---------- Information shown ----------

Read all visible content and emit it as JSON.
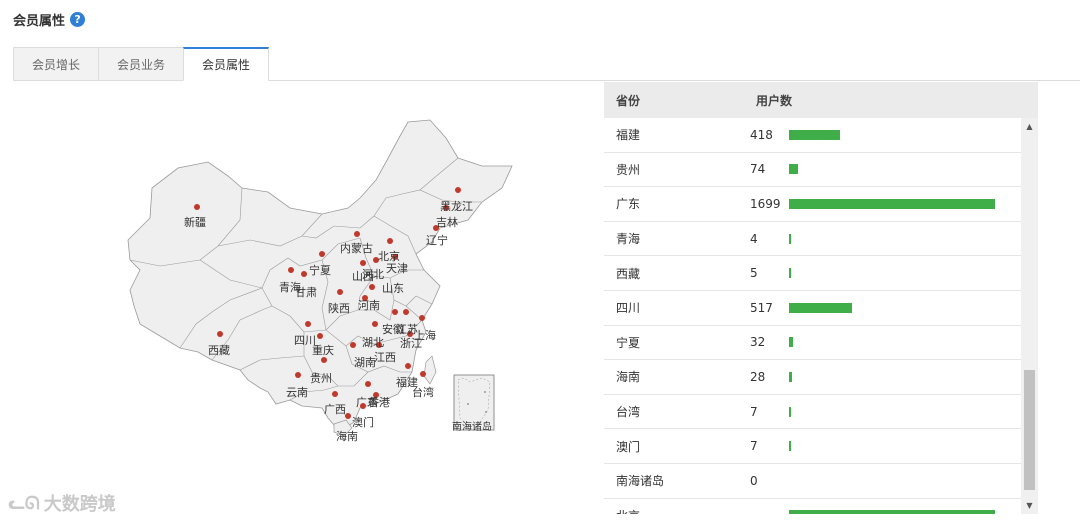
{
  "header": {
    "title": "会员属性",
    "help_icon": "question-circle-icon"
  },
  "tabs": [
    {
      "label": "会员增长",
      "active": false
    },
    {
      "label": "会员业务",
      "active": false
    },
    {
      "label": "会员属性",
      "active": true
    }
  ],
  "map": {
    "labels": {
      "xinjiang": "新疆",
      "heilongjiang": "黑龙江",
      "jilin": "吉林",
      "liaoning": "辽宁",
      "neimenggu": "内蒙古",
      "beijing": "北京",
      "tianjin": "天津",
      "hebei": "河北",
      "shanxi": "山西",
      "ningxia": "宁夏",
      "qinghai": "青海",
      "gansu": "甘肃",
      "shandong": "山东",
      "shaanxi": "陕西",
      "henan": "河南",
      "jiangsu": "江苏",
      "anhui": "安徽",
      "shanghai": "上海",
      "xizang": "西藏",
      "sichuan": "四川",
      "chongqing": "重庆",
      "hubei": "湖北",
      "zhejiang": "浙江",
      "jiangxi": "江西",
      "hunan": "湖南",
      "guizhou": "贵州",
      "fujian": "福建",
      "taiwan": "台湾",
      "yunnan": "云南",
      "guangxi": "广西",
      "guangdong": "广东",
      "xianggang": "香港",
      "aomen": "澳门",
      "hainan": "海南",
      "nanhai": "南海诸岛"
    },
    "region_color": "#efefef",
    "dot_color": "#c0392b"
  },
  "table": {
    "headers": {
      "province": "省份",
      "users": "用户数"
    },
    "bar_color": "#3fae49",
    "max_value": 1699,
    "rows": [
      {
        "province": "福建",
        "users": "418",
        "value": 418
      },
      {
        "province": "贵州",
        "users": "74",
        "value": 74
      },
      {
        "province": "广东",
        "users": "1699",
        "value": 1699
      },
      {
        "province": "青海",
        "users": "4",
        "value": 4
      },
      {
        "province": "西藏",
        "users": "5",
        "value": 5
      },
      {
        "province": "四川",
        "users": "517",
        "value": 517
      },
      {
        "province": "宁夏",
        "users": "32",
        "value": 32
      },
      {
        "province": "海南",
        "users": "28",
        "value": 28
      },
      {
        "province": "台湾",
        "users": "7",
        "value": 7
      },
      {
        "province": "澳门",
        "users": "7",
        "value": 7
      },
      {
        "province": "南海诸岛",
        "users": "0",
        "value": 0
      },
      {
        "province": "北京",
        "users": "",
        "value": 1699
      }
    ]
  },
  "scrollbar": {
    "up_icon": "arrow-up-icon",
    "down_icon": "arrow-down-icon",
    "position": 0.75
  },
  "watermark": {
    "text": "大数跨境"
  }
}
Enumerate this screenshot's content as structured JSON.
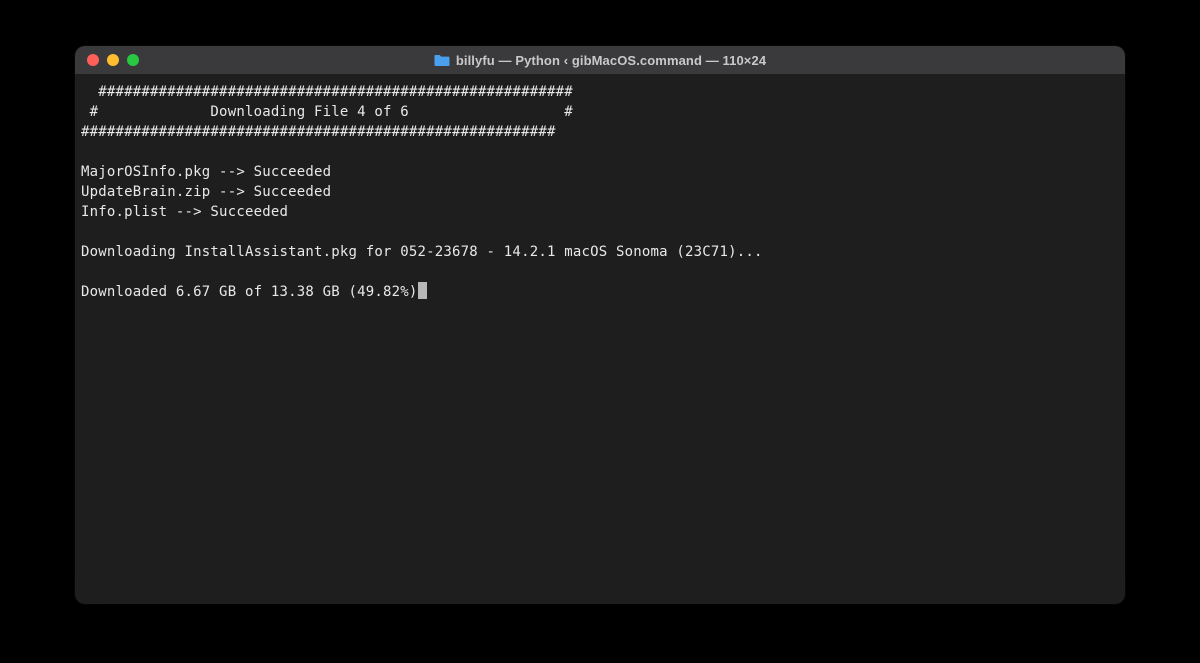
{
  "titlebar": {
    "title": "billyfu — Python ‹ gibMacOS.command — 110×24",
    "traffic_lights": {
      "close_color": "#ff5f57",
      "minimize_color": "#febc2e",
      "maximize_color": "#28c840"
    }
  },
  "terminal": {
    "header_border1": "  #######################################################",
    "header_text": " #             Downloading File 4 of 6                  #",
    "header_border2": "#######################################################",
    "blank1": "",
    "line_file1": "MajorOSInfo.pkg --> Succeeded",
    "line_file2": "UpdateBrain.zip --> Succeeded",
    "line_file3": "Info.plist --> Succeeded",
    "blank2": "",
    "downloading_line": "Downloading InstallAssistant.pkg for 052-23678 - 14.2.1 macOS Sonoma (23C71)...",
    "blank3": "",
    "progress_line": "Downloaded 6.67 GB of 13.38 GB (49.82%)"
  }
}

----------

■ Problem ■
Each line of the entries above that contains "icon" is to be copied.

■ Solution to the problem ■
    "help_icon": "question-circle-icon"
    "up_icon": "arrow-up-icon",
    "down_icon": "arrow-down-icon",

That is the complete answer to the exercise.